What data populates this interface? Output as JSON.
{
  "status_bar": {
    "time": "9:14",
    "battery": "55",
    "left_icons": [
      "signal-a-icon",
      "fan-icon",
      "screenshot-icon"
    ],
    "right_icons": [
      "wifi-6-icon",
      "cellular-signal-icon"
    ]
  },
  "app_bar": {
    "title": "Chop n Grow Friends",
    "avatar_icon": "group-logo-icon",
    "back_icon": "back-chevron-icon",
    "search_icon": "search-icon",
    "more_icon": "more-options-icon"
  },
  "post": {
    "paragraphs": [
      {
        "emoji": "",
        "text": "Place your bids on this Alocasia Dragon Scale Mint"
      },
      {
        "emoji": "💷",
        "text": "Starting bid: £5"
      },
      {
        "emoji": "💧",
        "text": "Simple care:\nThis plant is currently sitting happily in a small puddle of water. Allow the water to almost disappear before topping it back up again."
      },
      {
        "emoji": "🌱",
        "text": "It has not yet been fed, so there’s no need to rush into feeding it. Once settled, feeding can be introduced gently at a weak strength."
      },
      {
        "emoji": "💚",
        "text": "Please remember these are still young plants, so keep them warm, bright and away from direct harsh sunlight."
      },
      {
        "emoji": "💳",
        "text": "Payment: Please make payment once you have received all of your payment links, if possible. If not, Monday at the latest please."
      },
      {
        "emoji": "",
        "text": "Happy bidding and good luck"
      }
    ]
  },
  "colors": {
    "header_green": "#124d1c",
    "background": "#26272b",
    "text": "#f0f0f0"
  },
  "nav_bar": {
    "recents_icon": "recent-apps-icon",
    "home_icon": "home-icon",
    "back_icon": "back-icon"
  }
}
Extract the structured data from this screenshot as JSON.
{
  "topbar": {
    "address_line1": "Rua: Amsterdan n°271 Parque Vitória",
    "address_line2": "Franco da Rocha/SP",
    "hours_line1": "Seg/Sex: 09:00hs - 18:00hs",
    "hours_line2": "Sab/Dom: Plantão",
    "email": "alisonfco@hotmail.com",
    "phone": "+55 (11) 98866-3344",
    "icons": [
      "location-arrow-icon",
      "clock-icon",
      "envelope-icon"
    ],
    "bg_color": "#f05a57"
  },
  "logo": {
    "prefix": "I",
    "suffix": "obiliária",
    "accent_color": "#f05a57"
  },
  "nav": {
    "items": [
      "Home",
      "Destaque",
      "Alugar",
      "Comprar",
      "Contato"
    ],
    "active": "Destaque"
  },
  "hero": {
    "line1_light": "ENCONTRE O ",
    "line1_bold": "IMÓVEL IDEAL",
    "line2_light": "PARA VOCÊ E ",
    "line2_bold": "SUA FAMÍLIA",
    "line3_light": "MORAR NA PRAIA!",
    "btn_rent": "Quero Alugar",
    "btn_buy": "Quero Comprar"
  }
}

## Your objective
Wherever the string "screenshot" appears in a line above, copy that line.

## Result of the exercise
      "screenshot-icon"
Extract the structured data from this screenshot as JSON.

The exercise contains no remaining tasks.